-- WORK TASK --
The answer must be a single number: how many lines in this listing hold the word "from".

-- TASK MATERIAL --
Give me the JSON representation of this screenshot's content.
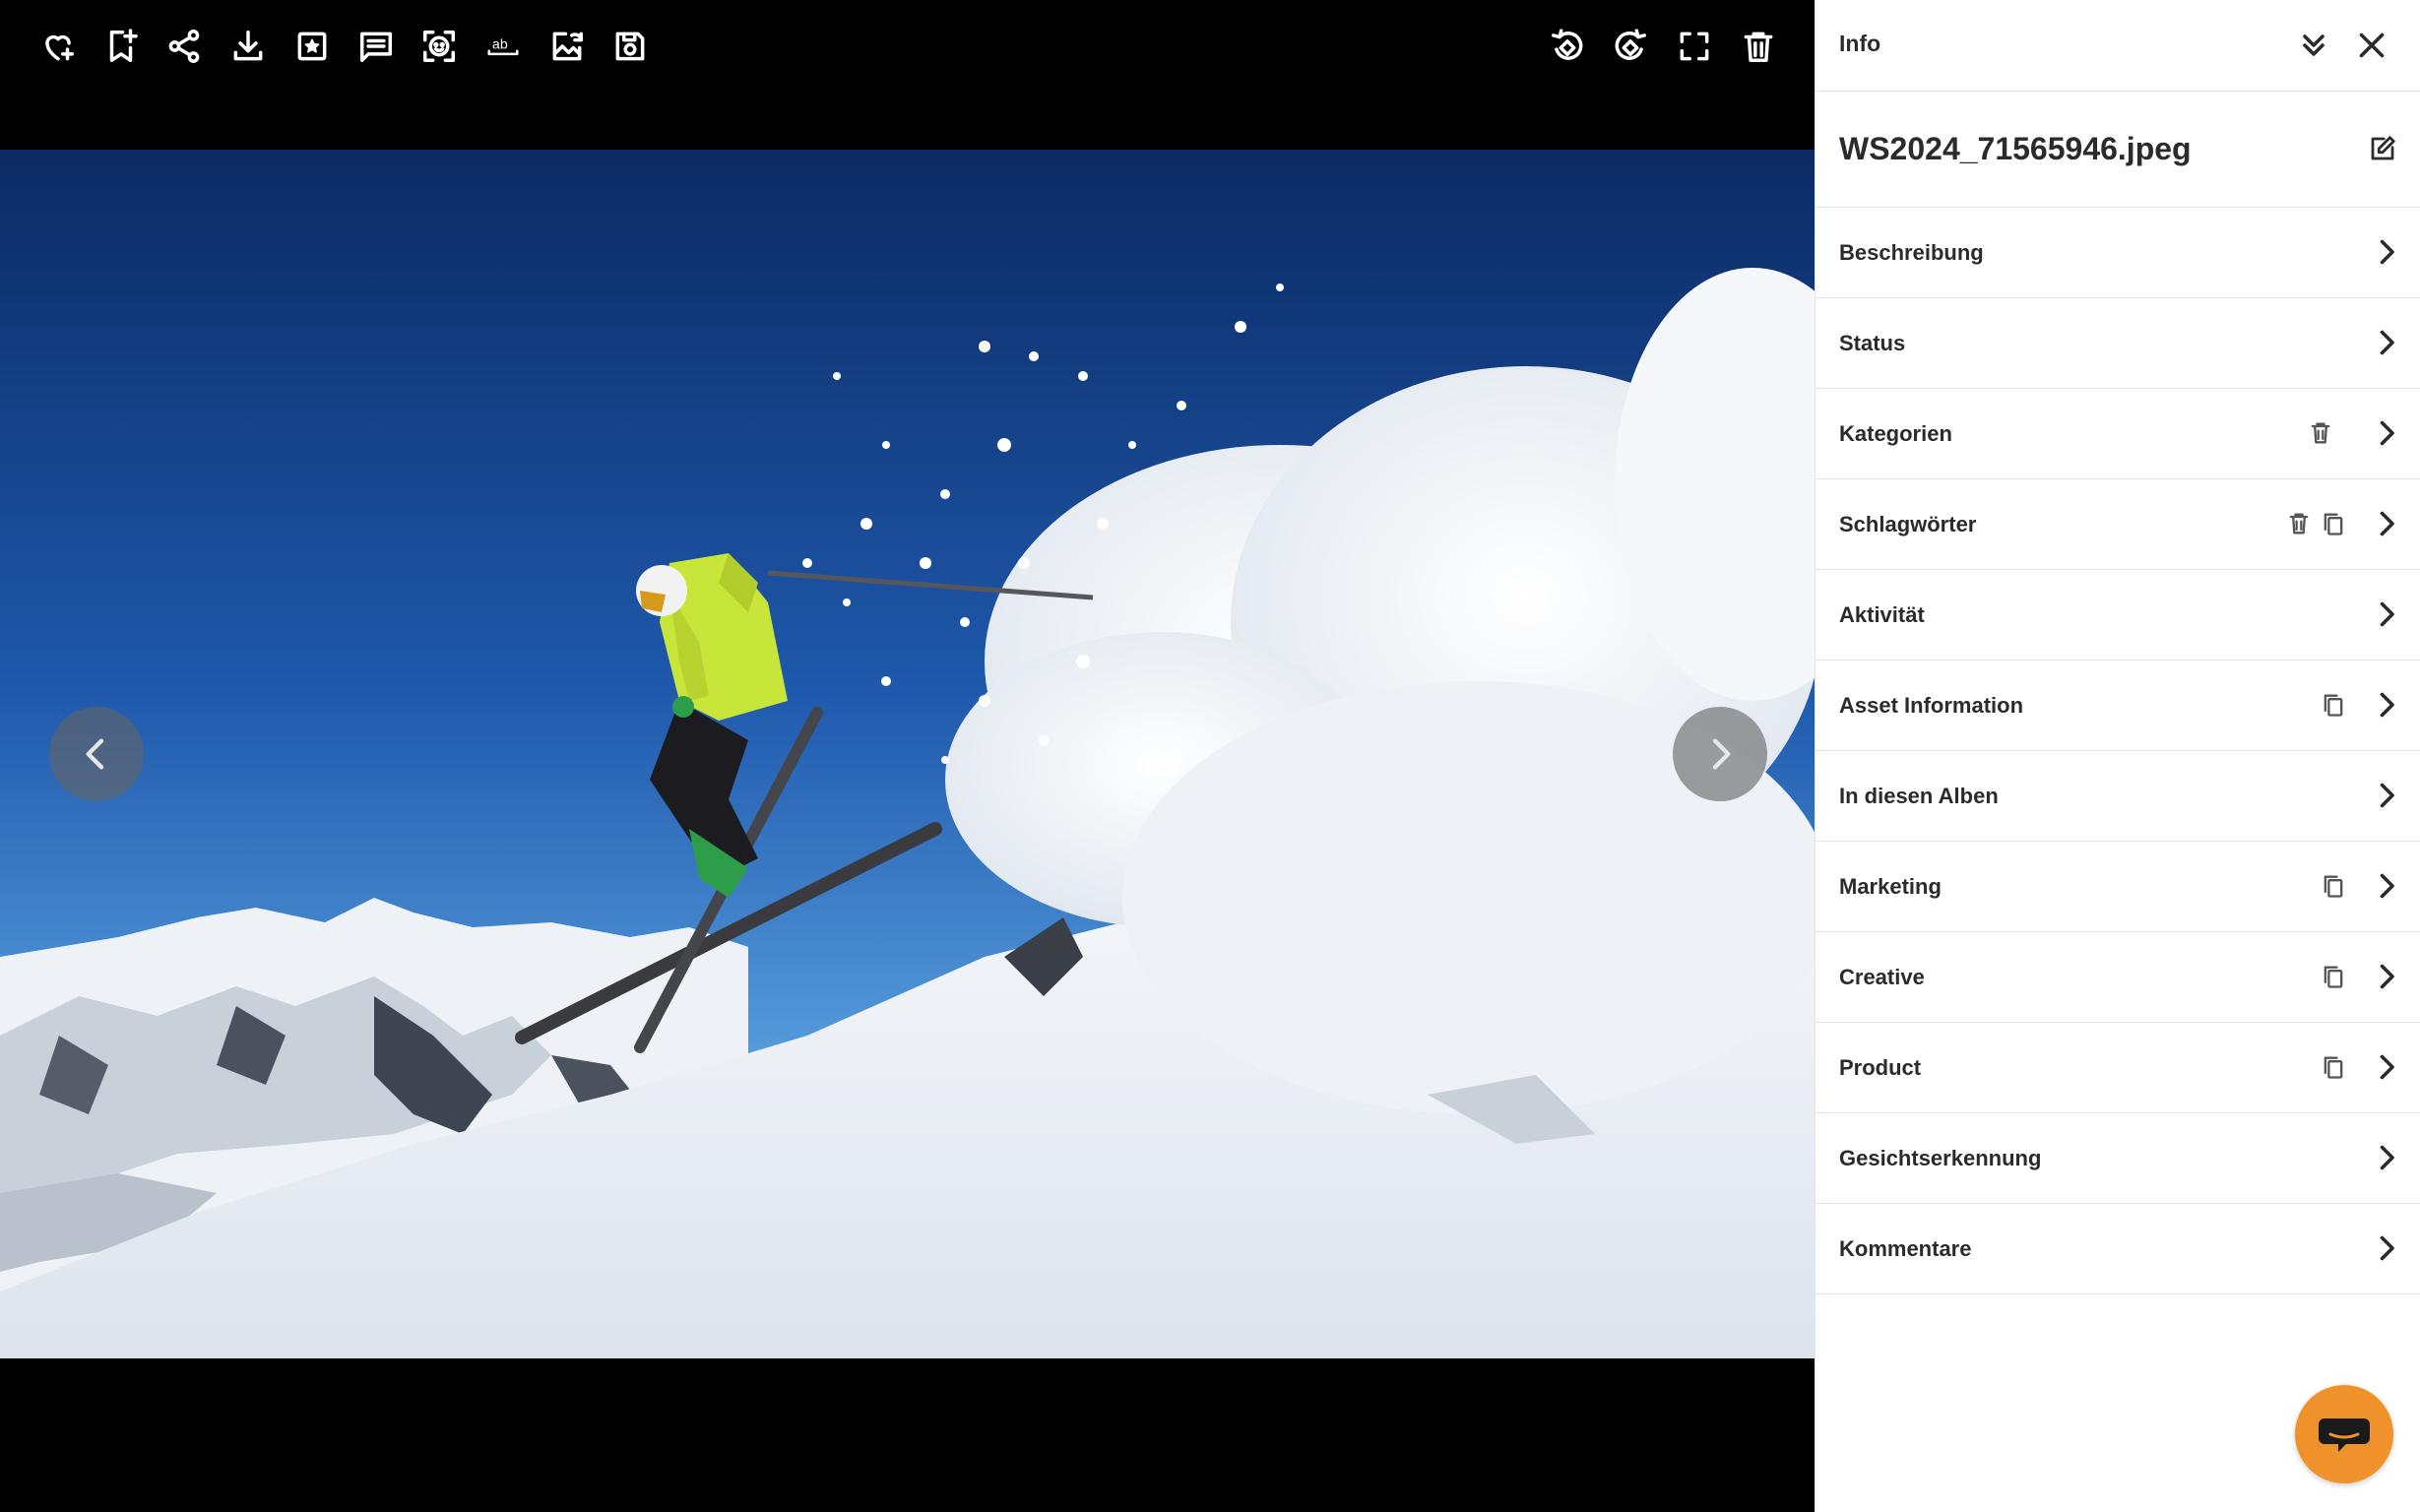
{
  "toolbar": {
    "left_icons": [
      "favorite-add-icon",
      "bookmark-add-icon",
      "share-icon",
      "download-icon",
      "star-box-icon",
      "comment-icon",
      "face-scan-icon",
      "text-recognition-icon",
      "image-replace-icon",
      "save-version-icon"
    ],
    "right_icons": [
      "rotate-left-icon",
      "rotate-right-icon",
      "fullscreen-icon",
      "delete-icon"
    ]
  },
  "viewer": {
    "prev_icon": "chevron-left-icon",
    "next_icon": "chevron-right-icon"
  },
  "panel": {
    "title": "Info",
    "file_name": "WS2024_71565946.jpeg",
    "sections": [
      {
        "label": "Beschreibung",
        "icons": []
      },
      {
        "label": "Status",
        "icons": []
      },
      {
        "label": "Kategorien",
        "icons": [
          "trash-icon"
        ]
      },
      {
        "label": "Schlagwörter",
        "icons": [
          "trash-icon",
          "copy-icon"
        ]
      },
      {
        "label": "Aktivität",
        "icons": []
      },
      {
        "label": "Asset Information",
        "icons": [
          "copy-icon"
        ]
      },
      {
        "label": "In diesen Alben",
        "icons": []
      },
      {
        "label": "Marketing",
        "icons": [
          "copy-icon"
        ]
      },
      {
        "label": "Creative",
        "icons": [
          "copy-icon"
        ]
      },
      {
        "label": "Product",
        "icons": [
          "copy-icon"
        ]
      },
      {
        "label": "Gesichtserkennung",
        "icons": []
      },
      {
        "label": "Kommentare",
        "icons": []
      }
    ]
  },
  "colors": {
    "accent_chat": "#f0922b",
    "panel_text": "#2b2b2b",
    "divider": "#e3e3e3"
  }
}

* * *

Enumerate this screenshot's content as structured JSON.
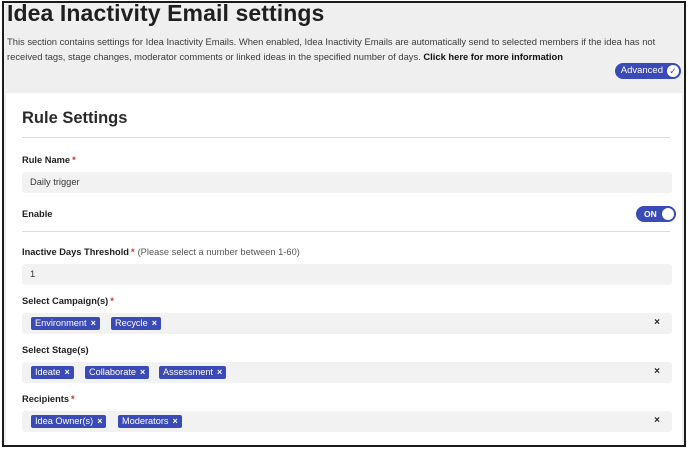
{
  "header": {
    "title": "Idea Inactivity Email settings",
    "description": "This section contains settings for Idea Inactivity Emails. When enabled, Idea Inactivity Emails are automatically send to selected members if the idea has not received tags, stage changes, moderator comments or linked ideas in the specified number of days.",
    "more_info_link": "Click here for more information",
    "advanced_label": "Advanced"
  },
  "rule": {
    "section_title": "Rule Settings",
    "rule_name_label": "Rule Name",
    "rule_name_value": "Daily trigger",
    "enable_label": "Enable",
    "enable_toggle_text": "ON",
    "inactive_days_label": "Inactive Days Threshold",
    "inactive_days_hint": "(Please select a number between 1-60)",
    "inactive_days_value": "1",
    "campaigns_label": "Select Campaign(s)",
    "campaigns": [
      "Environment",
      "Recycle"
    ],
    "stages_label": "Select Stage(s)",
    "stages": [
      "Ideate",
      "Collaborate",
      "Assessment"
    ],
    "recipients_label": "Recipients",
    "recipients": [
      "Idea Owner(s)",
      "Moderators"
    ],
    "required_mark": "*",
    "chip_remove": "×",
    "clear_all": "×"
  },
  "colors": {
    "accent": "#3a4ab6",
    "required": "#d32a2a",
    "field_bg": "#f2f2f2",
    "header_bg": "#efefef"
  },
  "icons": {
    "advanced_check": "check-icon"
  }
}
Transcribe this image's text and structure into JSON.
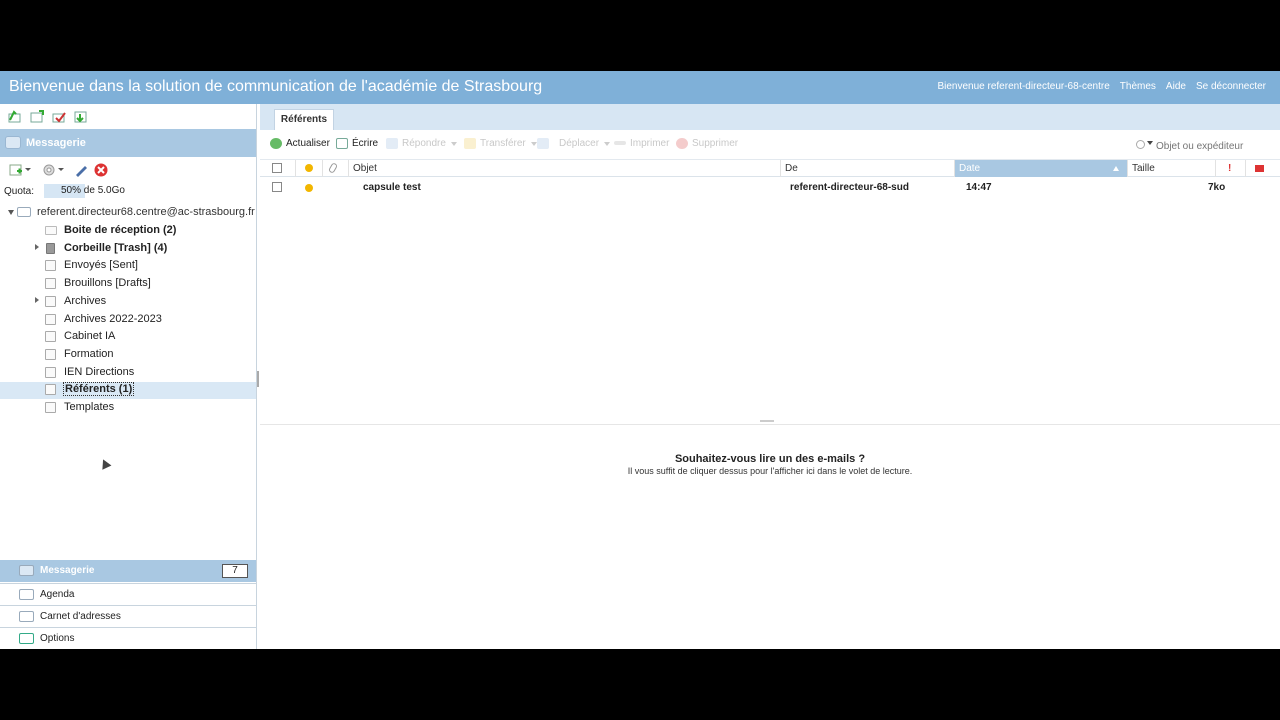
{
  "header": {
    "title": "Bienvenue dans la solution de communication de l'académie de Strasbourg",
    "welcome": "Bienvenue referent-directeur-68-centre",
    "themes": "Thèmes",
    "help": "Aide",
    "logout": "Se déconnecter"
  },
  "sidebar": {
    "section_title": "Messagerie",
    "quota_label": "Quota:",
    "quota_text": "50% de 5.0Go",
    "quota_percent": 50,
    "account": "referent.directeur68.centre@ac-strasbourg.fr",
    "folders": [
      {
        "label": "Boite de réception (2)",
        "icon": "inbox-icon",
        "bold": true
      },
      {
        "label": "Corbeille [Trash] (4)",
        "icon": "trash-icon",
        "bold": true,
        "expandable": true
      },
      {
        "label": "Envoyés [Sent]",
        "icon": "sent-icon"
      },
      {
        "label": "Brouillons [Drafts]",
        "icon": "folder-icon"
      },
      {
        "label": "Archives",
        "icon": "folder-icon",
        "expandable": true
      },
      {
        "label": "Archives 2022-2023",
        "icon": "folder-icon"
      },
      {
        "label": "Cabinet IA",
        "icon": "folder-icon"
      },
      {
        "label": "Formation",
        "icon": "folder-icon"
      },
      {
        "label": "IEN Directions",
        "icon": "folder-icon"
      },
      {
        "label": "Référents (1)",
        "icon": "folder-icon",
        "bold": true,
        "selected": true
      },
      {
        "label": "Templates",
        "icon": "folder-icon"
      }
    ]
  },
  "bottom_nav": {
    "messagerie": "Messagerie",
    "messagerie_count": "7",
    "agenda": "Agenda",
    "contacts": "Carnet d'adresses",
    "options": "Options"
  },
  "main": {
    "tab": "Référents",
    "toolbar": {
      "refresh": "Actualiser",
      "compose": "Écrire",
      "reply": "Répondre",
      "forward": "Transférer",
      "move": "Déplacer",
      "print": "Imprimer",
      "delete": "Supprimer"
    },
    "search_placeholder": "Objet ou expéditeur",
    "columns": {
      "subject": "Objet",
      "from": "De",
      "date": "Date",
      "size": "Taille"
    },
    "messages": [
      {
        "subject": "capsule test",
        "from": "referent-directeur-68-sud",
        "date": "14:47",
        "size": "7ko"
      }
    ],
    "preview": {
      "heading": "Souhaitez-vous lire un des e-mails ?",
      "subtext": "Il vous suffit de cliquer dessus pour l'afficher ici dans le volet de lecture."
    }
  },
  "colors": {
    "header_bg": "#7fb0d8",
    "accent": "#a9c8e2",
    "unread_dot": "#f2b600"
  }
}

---

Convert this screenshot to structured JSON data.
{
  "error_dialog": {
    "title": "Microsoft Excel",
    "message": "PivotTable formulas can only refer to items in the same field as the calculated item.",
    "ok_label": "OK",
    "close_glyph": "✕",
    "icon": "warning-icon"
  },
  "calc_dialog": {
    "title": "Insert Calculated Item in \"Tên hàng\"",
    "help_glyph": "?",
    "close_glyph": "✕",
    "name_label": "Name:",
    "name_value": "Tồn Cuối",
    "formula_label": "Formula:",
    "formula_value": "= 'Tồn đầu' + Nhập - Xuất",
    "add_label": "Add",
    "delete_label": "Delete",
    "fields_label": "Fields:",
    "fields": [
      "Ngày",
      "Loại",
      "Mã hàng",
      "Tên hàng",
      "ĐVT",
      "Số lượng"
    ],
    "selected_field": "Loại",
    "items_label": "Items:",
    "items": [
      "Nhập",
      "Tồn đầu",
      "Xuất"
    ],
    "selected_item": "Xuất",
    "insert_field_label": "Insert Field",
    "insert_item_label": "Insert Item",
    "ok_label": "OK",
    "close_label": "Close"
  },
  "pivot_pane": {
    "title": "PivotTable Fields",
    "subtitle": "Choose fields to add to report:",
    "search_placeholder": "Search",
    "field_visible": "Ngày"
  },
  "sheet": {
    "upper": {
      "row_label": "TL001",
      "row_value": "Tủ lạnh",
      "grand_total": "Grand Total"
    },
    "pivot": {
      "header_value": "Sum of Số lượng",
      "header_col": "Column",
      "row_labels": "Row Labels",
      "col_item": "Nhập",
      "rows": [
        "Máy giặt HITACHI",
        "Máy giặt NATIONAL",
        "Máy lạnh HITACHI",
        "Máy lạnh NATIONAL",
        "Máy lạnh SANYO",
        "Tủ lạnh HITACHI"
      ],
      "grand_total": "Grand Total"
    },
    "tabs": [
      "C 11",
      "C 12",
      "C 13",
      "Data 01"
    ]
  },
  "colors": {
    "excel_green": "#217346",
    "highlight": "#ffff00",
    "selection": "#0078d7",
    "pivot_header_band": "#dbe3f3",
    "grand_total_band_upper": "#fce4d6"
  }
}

-- FINAL ANSWER --
2